Task objective:
Give back all of the records underneath exactly, with no omissions.

Dataset items
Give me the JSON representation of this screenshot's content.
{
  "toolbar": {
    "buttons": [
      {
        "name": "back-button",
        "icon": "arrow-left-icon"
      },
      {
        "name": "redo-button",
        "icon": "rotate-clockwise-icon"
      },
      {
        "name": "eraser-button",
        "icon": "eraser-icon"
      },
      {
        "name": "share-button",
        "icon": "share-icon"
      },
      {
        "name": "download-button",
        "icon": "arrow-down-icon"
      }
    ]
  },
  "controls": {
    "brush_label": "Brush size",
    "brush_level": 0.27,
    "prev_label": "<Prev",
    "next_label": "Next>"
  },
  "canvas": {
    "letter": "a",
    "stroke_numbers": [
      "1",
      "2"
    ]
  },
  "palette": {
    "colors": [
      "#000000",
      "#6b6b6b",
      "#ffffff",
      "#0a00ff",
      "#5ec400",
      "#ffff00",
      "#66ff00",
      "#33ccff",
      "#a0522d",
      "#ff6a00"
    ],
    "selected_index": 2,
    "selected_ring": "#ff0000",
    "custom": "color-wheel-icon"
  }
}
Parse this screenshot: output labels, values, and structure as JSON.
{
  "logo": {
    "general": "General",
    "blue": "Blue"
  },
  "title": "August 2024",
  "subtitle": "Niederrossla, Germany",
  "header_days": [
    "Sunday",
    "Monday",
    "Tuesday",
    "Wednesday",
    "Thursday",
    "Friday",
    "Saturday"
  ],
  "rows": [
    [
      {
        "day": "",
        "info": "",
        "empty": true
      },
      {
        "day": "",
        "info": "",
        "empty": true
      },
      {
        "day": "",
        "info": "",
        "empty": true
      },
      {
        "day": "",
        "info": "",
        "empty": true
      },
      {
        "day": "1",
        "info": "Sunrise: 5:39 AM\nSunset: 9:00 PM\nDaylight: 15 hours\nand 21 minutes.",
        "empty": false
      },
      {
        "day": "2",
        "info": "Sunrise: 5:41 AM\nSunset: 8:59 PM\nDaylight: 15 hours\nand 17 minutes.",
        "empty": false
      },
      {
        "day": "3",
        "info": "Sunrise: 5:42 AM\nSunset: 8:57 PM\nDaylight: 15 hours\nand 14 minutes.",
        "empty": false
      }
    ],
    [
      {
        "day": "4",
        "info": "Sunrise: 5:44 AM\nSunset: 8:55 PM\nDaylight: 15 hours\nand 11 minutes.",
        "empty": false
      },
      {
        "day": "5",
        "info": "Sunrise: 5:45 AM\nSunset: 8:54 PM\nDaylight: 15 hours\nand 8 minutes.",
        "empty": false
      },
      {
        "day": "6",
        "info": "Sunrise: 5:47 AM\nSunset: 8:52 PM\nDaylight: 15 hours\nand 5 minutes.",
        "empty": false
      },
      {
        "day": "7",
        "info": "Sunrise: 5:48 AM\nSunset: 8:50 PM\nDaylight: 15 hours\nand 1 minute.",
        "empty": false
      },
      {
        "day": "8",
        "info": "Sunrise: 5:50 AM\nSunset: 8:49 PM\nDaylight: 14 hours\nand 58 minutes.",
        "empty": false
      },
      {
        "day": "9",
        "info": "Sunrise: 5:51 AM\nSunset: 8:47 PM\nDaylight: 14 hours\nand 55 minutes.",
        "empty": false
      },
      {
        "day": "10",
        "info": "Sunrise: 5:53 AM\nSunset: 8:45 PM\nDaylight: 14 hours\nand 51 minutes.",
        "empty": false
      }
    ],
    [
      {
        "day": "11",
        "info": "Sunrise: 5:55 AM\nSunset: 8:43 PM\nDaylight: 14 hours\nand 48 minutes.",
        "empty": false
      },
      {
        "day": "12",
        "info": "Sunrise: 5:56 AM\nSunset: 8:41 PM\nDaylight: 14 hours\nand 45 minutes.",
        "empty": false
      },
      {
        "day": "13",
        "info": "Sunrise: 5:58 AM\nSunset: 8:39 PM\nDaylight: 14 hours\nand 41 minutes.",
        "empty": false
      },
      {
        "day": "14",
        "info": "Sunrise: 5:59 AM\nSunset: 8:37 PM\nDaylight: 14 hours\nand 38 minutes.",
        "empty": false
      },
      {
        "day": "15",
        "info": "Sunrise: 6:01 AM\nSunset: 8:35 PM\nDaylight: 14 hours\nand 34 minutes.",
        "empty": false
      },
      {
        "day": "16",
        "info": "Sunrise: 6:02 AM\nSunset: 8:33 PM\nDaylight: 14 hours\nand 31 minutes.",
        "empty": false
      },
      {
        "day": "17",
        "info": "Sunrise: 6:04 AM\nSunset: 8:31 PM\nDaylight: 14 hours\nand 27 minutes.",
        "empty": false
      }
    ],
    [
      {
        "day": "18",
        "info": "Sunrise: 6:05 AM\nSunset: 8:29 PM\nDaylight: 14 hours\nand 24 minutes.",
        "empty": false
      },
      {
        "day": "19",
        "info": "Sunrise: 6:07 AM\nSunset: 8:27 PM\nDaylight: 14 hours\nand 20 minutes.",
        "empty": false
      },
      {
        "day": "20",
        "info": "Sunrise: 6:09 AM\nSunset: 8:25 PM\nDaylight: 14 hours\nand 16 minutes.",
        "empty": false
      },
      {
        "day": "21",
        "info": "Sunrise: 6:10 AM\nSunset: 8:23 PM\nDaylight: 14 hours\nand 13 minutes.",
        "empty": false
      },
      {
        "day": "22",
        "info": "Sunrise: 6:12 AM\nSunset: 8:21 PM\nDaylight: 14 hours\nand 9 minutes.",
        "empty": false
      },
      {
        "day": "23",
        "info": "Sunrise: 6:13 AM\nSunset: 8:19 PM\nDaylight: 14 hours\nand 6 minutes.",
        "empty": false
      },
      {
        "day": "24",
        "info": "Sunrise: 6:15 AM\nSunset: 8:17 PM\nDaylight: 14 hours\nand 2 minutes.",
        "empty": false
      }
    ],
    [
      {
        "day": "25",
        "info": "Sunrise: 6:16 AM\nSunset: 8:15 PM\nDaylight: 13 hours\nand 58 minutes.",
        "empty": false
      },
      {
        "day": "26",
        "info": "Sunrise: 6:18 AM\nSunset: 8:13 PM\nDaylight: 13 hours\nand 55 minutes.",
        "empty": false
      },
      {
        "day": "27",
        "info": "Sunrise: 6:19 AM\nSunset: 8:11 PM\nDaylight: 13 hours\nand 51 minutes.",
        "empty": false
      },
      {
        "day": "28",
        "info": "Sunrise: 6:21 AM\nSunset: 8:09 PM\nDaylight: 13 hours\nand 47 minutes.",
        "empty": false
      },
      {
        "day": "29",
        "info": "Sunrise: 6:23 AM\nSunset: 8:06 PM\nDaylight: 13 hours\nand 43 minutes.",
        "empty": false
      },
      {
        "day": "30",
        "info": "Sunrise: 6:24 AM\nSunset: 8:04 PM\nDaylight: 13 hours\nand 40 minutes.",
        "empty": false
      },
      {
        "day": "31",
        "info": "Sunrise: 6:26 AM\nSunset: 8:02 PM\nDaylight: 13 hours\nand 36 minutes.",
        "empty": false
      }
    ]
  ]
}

Answer box:
Give me the JSON representation of this screenshot's content.
{
  "toolbar": {
    "buttons": [
      {
        "name": "back-button",
        "icon": "arrow-left-icon"
      },
      {
        "name": "redo-button",
        "icon": "rotate-clockwise-icon"
      },
      {
        "name": "eraser-button",
        "icon": "eraser-icon"
      },
      {
        "name": "share-button",
        "icon": "share-icon"
      },
      {
        "name": "download-button",
        "icon": "arrow-down-icon"
      }
    ]
  },
  "controls": {
    "brush_label": "Brush size",
    "brush_level": 0.27,
    "prev_label": "<Prev",
    "next_label": "Next>"
  },
  "canvas": {
    "letter": "a",
    "stroke_numbers": [
      "1",
      "2"
    ]
  },
  "palette": {
    "colors": [
      "#000000",
      "#6b6b6b",
      "#ffffff",
      "#0a00ff",
      "#5ec400",
      "#ffff00",
      "#66ff00",
      "#33ccff",
      "#a0522d",
      "#ff6a00"
    ],
    "selected_index": 2,
    "selected_ring": "#ff0000",
    "custom": "color-wheel-icon"
  }
}
Parse this screenshot: output labels, values, and structure as JSON.
{
  "logo": {
    "general": "General",
    "blue": "Blue"
  },
  "title": "August 2024",
  "subtitle": "Niederrossla, Germany",
  "header_days": [
    "Sunday",
    "Monday",
    "Tuesday",
    "Wednesday",
    "Thursday",
    "Friday",
    "Saturday"
  ],
  "rows": [
    [
      {
        "day": "",
        "info": "",
        "empty": true
      },
      {
        "day": "",
        "info": "",
        "empty": true
      },
      {
        "day": "",
        "info": "",
        "empty": true
      },
      {
        "day": "",
        "info": "",
        "empty": true
      },
      {
        "day": "1",
        "info": "Sunrise: 5:39 AM\nSunset: 9:00 PM\nDaylight: 15 hours\nand 21 minutes.",
        "empty": false
      },
      {
        "day": "2",
        "info": "Sunrise: 5:41 AM\nSunset: 8:59 PM\nDaylight: 15 hours\nand 17 minutes.",
        "empty": false
      },
      {
        "day": "3",
        "info": "Sunrise: 5:42 AM\nSunset: 8:57 PM\nDaylight: 15 hours\nand 14 minutes.",
        "empty": false
      }
    ],
    [
      {
        "day": "4",
        "info": "Sunrise: 5:44 AM\nSunset: 8:55 PM\nDaylight: 15 hours\nand 11 minutes.",
        "empty": false
      },
      {
        "day": "5",
        "info": "Sunrise: 5:45 AM\nSunset: 8:54 PM\nDaylight: 15 hours\nand 8 minutes.",
        "empty": false
      },
      {
        "day": "6",
        "info": "Sunrise: 5:47 AM\nSunset: 8:52 PM\nDaylight: 15 hours\nand 5 minutes.",
        "empty": false
      },
      {
        "day": "7",
        "info": "Sunrise: 5:48 AM\nSunset: 8:50 PM\nDaylight: 15 hours\nand 1 minute.",
        "empty": false
      },
      {
        "day": "8",
        "info": "Sunrise: 5:50 AM\nSunset: 8:49 PM\nDaylight: 14 hours\nand 58 minutes.",
        "empty": false
      },
      {
        "day": "9",
        "info": "Sunrise: 5:51 AM\nSunset: 8:47 PM\nDaylight: 14 hours\nand 55 minutes.",
        "empty": false
      },
      {
        "day": "10",
        "info": "Sunrise: 5:53 AM\nSunset: 8:45 PM\nDaylight: 14 hours\nand 51 minutes.",
        "empty": false
      }
    ],
    [
      {
        "day": "11",
        "info": "Sunrise: 5:55 AM\nSunset: 8:43 PM\nDaylight: 14 hours\nand 48 minutes.",
        "empty": false
      },
      {
        "day": "12",
        "info": "Sunrise: 5:56 AM\nSunset: 8:41 PM\nDaylight: 14 hours\nand 45 minutes.",
        "empty": false
      },
      {
        "day": "13",
        "info": "Sunrise: 5:58 AM\nSunset: 8:39 PM\nDaylight: 14 hours\nand 41 minutes.",
        "empty": false
      },
      {
        "day": "14",
        "info": "Sunrise: 5:59 AM\nSunset: 8:37 PM\nDaylight: 14 hours\nand 38 minutes.",
        "empty": false
      },
      {
        "day": "15",
        "info": "Sunrise: 6:01 AM\nSunset: 8:35 PM\nDaylight: 14 hours\nand 34 minutes.",
        "empty": false
      },
      {
        "day": "16",
        "info": "Sunrise: 6:02 AM\nSunset: 8:33 PM\nDaylight: 14 hours\nand 31 minutes.",
        "empty": false
      },
      {
        "day": "17",
        "info": "Sunrise: 6:04 AM\nSunset: 8:31 PM\nDaylight: 14 hours\nand 27 minutes.",
        "empty": false
      }
    ],
    [
      {
        "day": "18",
        "info": "Sunrise: 6:05 AM\nSunset: 8:29 PM\nDaylight: 14 hours\nand 24 minutes.",
        "empty": false
      },
      {
        "day": "19",
        "info": "Sunrise: 6:07 AM\nSunset: 8:27 PM\nDaylight: 14 hours\nand 20 minutes.",
        "empty": false
      },
      {
        "day": "20",
        "info": "Sunrise: 6:09 AM\nSunset: 8:25 PM\nDaylight: 14 hours\nand 16 minutes.",
        "empty": false
      },
      {
        "day": "21",
        "info": "Sunrise: 6:10 AM\nSunset: 8:23 PM\nDaylight: 14 hours\nand 13 minutes.",
        "empty": false
      },
      {
        "day": "22",
        "info": "Sunrise: 6:12 AM\nSunset: 8:21 PM\nDaylight: 14 hours\nand 9 minutes.",
        "empty": false
      },
      {
        "day": "23",
        "info": "Sunrise: 6:13 AM\nSunset: 8:19 PM\nDaylight: 14 hours\nand 6 minutes.",
        "empty": false
      },
      {
        "day": "24",
        "info": "Sunrise: 6:15 AM\nSunset: 8:17 PM\nDaylight: 14 hours\nand 2 minutes.",
        "empty": false
      }
    ],
    [
      {
        "day": "25",
        "info": "Sunrise: 6:16 AM\nSunset: 8:15 PM\nDaylight: 13 hours\nand 58 minutes.",
        "empty": false
      },
      {
        "day": "26",
        "info": "Sunrise: 6:18 AM\nSunset: 8:13 PM\nDaylight: 13 hours\nand 55 minutes.",
        "empty": false
      },
      {
        "day": "27",
        "info": "Sunrise: 6:19 AM\nSunset: 8:11 PM\nDaylight: 13 hours\nand 51 minutes.",
        "empty": false
      },
      {
        "day": "28",
        "info": "Sunrise: 6:21 AM\nSunset: 8:09 PM\nDaylight: 13 hours\nand 47 minutes.",
        "empty": false
      },
      {
        "day": "29",
        "info": "Sunrise: 6:23 AM\nSunset: 8:06 PM\nDaylight: 13 hours\nand 43 minutes.",
        "empty": false
      },
      {
        "day": "30",
        "info": "Sunrise: 6:24 AM\nSunset: 8:04 PM\nDaylight: 13 hours\nand 40 minutes.",
        "empty": false
      },
      {
        "day": "31",
        "info": "Sunrise: 6:26 AM\nSunset: 8:02 PM\nDaylight: 13 hours\nand 36 minutes.",
        "empty": false
      }
    ]
  ]
}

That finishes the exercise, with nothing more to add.